On Saturday, they finally completed such a deal.

They hope.

The Penguins acquired forward Riley Sheahan and a 2018 fifth-round draft pick from the Detroit Red Wings in exchange for forward Scott Wilson and a 2018 third-round draft pick.

The move accomplishes something for both teams.

For the Red Wings, it helps them clear some necessary cap space following the new one-year deal for Andreas Athanasiou while the Penguins get some much needed center depth.

After losing Nick Bonino and Matt Cullen over the summer in free agency the Penguins did not make any corresponding moves to fill those spots. They opened the season with Greg McKegg and Carter Rowney occupying those spots. While they have done a solid job so far there was obviously still some room for improvement.

The question is whether or not Sheahan can help provide that.

Sheahan, 25, has had some reasonable success in the NHL scoring 27 goals between the 2014-15 and 2015-16 seasons.

Since then, however, he has been mired in one of the most unbelievable goal scoring droughts in recent memory, scoring just two goals (both in the final game of the 2016-17 season) in his past 88 games. He has a shooting percentage of just 1.7 percent.

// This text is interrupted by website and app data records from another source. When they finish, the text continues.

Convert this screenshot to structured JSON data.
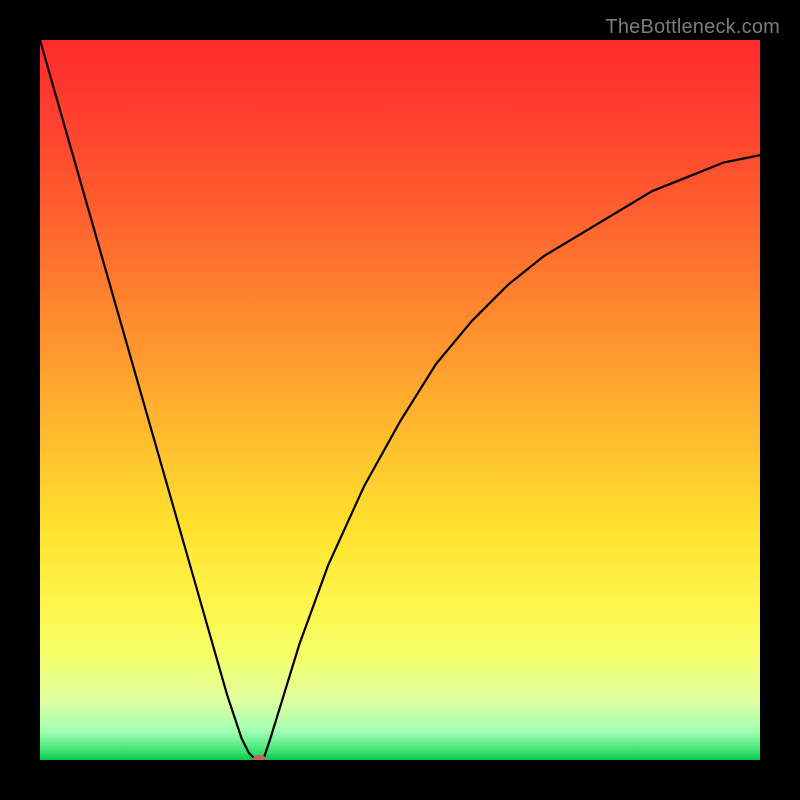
{
  "watermark": {
    "text": "TheBottleneck.com"
  },
  "chart_data": {
    "type": "line",
    "title": "",
    "xlabel": "",
    "ylabel": "",
    "xlim": [
      0,
      100
    ],
    "ylim": [
      0,
      100
    ],
    "grid": false,
    "legend": false,
    "series": [
      {
        "name": "curve",
        "color": "#000000",
        "x": [
          0,
          4,
          8,
          12,
          16,
          20,
          24,
          26,
          28,
          29,
          30,
          31,
          32,
          36,
          40,
          45,
          50,
          55,
          60,
          65,
          70,
          75,
          80,
          85,
          90,
          95,
          100
        ],
        "y": [
          100,
          86,
          72,
          58,
          44,
          30,
          16,
          9,
          3,
          1,
          0,
          0,
          3,
          16,
          27,
          38,
          47,
          55,
          61,
          66,
          70,
          73,
          76,
          79,
          81,
          83,
          84
        ]
      }
    ],
    "markers": [
      {
        "name": "min-point",
        "x": 30.5,
        "y": 0,
        "color": "#c9635d",
        "rx": 7,
        "ry": 5
      }
    ],
    "background_gradient_stops": [
      {
        "pos": 0,
        "color": "#ff2b2b"
      },
      {
        "pos": 10,
        "color": "#ff3e2f"
      },
      {
        "pos": 22,
        "color": "#ff5a2e"
      },
      {
        "pos": 34,
        "color": "#ff7d2e"
      },
      {
        "pos": 46,
        "color": "#ffa02e"
      },
      {
        "pos": 57,
        "color": "#ffc22e"
      },
      {
        "pos": 68,
        "color": "#ffe22e"
      },
      {
        "pos": 78,
        "color": "#fff44a"
      },
      {
        "pos": 85,
        "color": "#f6ff66"
      },
      {
        "pos": 92,
        "color": "#dcffa0"
      },
      {
        "pos": 96,
        "color": "#a0ffb4"
      },
      {
        "pos": 99,
        "color": "#35e06a"
      },
      {
        "pos": 100,
        "color": "#00c853"
      }
    ]
  }
}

One way to look at it if you are the Penguins: He has to be due to bust out of that drought at some point because players that have shown the ability to score close to 15 goals in the NHL don’t typically lose that when they are still 25 years old. Perhaps a fresh start, in a new situation with better teammates around him can help him along. It wouldn’t be the first time something like that has happened in recent years with the Penguins (looking at you, Justin Schultz).

As for Wilson, he has appeared in 108 NHL games with the Penguins scoring 13 goals to go with 19 assists. He scored goals in 20 playoff games during the Penguins’ Stanley Cup run a year ago. Given the Penguins’ depth on the wings, as well as the potential for a mid-season callup for Daniel Sprong there just was not much room for him in Pittsburgh.

Adam Gretz is a writer for Pro Hockey Talk on NBC Sports. Drop him a line at phtblog@nbcsports.com or follow him on Twitter @AGretz.